PROBLEM DESCRIPTION:
Your task is to repeat each record verbatim, exactly as it was written.

====================

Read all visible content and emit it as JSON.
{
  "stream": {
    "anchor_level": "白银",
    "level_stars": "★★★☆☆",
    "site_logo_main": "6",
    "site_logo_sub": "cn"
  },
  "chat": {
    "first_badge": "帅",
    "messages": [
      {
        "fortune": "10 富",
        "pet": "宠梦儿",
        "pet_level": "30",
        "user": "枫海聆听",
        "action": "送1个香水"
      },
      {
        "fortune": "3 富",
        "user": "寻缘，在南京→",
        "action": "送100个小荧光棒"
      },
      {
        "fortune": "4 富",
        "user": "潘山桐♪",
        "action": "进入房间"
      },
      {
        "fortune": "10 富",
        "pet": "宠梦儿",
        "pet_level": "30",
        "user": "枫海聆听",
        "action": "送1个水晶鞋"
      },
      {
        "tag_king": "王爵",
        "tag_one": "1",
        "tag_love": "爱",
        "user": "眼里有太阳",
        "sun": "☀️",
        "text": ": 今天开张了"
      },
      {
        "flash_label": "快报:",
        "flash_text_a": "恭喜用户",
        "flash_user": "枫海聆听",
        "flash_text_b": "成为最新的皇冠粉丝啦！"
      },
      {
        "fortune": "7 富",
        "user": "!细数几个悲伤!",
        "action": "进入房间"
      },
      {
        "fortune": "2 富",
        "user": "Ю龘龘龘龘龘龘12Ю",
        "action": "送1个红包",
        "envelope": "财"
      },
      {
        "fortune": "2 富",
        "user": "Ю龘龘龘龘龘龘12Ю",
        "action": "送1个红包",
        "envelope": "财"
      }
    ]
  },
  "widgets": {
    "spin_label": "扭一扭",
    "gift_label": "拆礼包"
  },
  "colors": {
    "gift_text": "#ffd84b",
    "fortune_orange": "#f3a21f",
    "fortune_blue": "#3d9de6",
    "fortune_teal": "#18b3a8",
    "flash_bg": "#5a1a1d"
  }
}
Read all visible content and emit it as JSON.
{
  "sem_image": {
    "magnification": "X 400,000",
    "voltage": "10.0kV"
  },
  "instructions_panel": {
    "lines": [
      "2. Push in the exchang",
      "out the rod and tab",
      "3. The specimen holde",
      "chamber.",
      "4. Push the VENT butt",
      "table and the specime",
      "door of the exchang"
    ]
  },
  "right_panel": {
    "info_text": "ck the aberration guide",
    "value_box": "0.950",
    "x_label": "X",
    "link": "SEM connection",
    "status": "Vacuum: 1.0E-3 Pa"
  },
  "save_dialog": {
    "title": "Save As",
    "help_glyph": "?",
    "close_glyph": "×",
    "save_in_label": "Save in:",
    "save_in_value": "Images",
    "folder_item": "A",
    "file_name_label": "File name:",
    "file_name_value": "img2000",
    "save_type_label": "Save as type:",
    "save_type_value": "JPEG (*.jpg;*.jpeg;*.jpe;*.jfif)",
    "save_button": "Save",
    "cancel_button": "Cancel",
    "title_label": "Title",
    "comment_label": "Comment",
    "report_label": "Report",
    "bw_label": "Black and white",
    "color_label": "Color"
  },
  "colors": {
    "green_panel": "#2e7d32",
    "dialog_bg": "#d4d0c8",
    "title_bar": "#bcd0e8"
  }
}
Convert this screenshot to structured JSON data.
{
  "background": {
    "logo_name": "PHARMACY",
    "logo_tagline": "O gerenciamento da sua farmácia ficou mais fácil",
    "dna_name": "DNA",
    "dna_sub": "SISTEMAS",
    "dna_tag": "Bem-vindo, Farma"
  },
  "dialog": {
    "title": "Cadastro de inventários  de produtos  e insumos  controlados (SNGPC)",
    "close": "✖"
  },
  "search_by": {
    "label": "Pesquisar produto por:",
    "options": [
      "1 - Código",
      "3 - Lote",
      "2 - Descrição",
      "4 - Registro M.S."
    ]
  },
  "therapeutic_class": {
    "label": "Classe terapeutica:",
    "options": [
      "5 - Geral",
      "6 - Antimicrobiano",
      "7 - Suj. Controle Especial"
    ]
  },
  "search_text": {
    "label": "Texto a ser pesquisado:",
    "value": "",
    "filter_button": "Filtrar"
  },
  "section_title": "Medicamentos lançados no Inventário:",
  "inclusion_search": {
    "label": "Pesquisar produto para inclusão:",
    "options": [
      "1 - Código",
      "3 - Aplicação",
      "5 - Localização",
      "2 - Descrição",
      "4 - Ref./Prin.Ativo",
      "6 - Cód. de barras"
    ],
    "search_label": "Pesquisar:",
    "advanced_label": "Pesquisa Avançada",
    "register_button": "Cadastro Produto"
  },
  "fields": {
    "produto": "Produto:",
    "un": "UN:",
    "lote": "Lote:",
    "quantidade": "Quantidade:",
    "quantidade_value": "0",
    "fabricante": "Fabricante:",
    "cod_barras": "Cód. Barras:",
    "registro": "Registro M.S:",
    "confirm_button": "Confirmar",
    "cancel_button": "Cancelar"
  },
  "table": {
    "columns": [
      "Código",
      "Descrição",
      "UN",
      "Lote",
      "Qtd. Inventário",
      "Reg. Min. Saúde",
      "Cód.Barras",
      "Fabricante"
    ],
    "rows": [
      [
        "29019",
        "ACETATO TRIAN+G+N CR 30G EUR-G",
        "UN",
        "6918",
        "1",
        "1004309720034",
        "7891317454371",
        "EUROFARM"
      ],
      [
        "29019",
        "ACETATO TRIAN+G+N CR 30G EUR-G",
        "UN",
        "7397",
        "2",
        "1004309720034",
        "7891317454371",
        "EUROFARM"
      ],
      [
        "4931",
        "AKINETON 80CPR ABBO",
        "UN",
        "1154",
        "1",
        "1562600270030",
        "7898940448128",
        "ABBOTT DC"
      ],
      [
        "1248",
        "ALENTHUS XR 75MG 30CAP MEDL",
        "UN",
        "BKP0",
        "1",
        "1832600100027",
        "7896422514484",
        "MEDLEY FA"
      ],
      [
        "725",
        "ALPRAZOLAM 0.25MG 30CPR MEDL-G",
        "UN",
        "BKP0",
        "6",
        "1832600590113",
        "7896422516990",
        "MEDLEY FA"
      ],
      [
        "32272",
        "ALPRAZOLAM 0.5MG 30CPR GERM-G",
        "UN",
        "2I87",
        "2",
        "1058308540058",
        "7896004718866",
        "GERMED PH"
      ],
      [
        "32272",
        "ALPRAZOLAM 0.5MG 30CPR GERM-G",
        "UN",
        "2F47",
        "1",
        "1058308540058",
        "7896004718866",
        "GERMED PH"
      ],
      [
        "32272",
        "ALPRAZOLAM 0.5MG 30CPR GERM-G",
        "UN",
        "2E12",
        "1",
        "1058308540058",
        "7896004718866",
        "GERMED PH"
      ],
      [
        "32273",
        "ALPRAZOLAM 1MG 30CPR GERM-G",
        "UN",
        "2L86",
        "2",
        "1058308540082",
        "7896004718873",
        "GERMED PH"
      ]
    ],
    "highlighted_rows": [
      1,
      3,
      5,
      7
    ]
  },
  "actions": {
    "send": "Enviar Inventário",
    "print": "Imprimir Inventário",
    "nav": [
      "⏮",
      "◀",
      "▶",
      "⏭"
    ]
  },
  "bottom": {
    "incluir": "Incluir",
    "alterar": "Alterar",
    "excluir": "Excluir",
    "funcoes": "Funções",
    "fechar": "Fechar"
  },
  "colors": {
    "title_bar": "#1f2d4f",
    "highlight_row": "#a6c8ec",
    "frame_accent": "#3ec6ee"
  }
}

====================

FINAL ANSWER:
Read all visible content and emit it as JSON.
{
  "stream": {
    "anchor_level": "白银",
    "level_stars": "★★★☆☆",
    "site_logo_main": "6",
    "site_logo_sub": "cn"
  },
  "chat": {
    "first_badge": "帅",
    "messages": [
      {
        "fortune": "10 富",
        "pet": "宠梦儿",
        "pet_level": "30",
        "user": "枫海聆听",
        "action": "送1个香水"
      },
      {
        "fortune": "3 富",
        "user": "寻缘，在南京→",
        "action": "送100个小荧光棒"
      },
      {
        "fortune": "4 富",
        "user": "潘山桐♪",
        "action": "进入房间"
      },
      {
        "fortune": "10 富",
        "pet": "宠梦儿",
        "pet_level": "30",
        "user": "枫海聆听",
        "action": "送1个水晶鞋"
      },
      {
        "tag_king": "王爵",
        "tag_one": "1",
        "tag_love": "爱",
        "user": "眼里有太阳",
        "sun": "☀️",
        "text": ": 今天开张了"
      },
      {
        "flash_label": "快报:",
        "flash_text_a": "恭喜用户",
        "flash_user": "枫海聆听",
        "flash_text_b": "成为最新的皇冠粉丝啦！"
      },
      {
        "fortune": "7 富",
        "user": "!细数几个悲伤!",
        "action": "进入房间"
      },
      {
        "fortune": "2 富",
        "user": "Ю龘龘龘龘龘龘12Ю",
        "action": "送1个红包",
        "envelope": "财"
      },
      {
        "fortune": "2 富",
        "user": "Ю龘龘龘龘龘龘12Ю",
        "action": "送1个红包",
        "envelope": "财"
      }
    ]
  },
  "widgets": {
    "spin_label": "扭一扭",
    "gift_label": "拆礼包"
  },
  "colors": {
    "gift_text": "#ffd84b",
    "fortune_orange": "#f3a21f",
    "fortune_blue": "#3d9de6",
    "fortune_teal": "#18b3a8",
    "flash_bg": "#5a1a1d"
  }
}
Read all visible content and emit it as JSON.
{
  "sem_image": {
    "magnification": "X 400,000",
    "voltage": "10.0kV"
  },
  "instructions_panel": {
    "lines": [
      "2. Push in the exchang",
      "out the rod and tab",
      "3. The specimen holde",
      "chamber.",
      "4. Push the VENT butt",
      "table and the specime",
      "door of the exchang"
    ]
  },
  "right_panel": {
    "info_text": "ck the aberration guide",
    "value_box": "0.950",
    "x_label": "X",
    "link": "SEM connection",
    "status": "Vacuum: 1.0E-3 Pa"
  },
  "save_dialog": {
    "title": "Save As",
    "help_glyph": "?",
    "close_glyph": "×",
    "save_in_label": "Save in:",
    "save_in_value": "Images",
    "folder_item": "A",
    "file_name_label": "File name:",
    "file_name_value": "img2000",
    "save_type_label": "Save as type:",
    "save_type_value": "JPEG (*.jpg;*.jpeg;*.jpe;*.jfif)",
    "save_button": "Save",
    "cancel_button": "Cancel",
    "title_label": "Title",
    "comment_label": "Comment",
    "report_label": "Report",
    "bw_label": "Black and white",
    "color_label": "Color"
  },
  "colors": {
    "green_panel": "#2e7d32",
    "dialog_bg": "#d4d0c8",
    "title_bar": "#bcd0e8"
  }
}
Convert this screenshot to structured JSON data.
{
  "background": {
    "logo_name": "PHARMACY",
    "logo_tagline": "O gerenciamento da sua farmácia ficou mais fácil",
    "dna_name": "DNA",
    "dna_sub": "SISTEMAS",
    "dna_tag": "Bem-vindo, Farma"
  },
  "dialog": {
    "title": "Cadastro de inventários  de produtos  e insumos  controlados (SNGPC)",
    "close": "✖"
  },
  "search_by": {
    "label": "Pesquisar produto por:",
    "options": [
      "1 - Código",
      "3 - Lote",
      "2 - Descrição",
      "4 - Registro M.S."
    ]
  },
  "therapeutic_class": {
    "label": "Classe terapeutica:",
    "options": [
      "5 - Geral",
      "6 - Antimicrobiano",
      "7 - Suj. Controle Especial"
    ]
  },
  "search_text": {
    "label": "Texto a ser pesquisado:",
    "value": "",
    "filter_button": "Filtrar"
  },
  "section_title": "Medicamentos lançados no Inventário:",
  "inclusion_search": {
    "label": "Pesquisar produto para inclusão:",
    "options": [
      "1 - Código",
      "3 - Aplicação",
      "5 - Localização",
      "2 - Descrição",
      "4 - Ref./Prin.Ativo",
      "6 - Cód. de barras"
    ],
    "search_label": "Pesquisar:",
    "advanced_label": "Pesquisa Avançada",
    "register_button": "Cadastro Produto"
  },
  "fields": {
    "produto": "Produto:",
    "un": "UN:",
    "lote": "Lote:",
    "quantidade": "Quantidade:",
    "quantidade_value": "0",
    "fabricante": "Fabricante:",
    "cod_barras": "Cód. Barras:",
    "registro": "Registro M.S:",
    "confirm_button": "Confirmar",
    "cancel_button": "Cancelar"
  },
  "table": {
    "columns": [
      "Código",
      "Descrição",
      "UN",
      "Lote",
      "Qtd. Inventário",
      "Reg. Min. Saúde",
      "Cód.Barras",
      "Fabricante"
    ],
    "rows": [
      [
        "29019",
        "ACETATO TRIAN+G+N CR 30G EUR-G",
        "UN",
        "6918",
        "1",
        "1004309720034",
        "7891317454371",
        "EUROFARM"
      ],
      [
        "29019",
        "ACETATO TRIAN+G+N CR 30G EUR-G",
        "UN",
        "7397",
        "2",
        "1004309720034",
        "7891317454371",
        "EUROFARM"
      ],
      [
        "4931",
        "AKINETON 80CPR ABBO",
        "UN",
        "1154",
        "1",
        "1562600270030",
        "7898940448128",
        "ABBOTT DC"
      ],
      [
        "1248",
        "ALENTHUS XR 75MG 30CAP MEDL",
        "UN",
        "BKP0",
        "1",
        "1832600100027",
        "7896422514484",
        "MEDLEY FA"
      ],
      [
        "725",
        "ALPRAZOLAM 0.25MG 30CPR MEDL-G",
        "UN",
        "BKP0",
        "6",
        "1832600590113",
        "7896422516990",
        "MEDLEY FA"
      ],
      [
        "32272",
        "ALPRAZOLAM 0.5MG 30CPR GERM-G",
        "UN",
        "2I87",
        "2",
        "1058308540058",
        "7896004718866",
        "GERMED PH"
      ],
      [
        "32272",
        "ALPRAZOLAM 0.5MG 30CPR GERM-G",
        "UN",
        "2F47",
        "1",
        "1058308540058",
        "7896004718866",
        "GERMED PH"
      ],
      [
        "32272",
        "ALPRAZOLAM 0.5MG 30CPR GERM-G",
        "UN",
        "2E12",
        "1",
        "1058308540058",
        "7896004718866",
        "GERMED PH"
      ],
      [
        "32273",
        "ALPRAZOLAM 1MG 30CPR GERM-G",
        "UN",
        "2L86",
        "2",
        "1058308540082",
        "7896004718873",
        "GERMED PH"
      ]
    ],
    "highlighted_rows": [
      1,
      3,
      5,
      7
    ]
  },
  "actions": {
    "send": "Enviar Inventário",
    "print": "Imprimir Inventário",
    "nav": [
      "⏮",
      "◀",
      "▶",
      "⏭"
    ]
  },
  "bottom": {
    "incluir": "Incluir",
    "alterar": "Alterar",
    "excluir": "Excluir",
    "funcoes": "Funções",
    "fechar": "Fechar"
  },
  "colors": {
    "title_bar": "#1f2d4f",
    "highlight_row": "#a6c8ec",
    "frame_accent": "#3ec6ee"
  }
}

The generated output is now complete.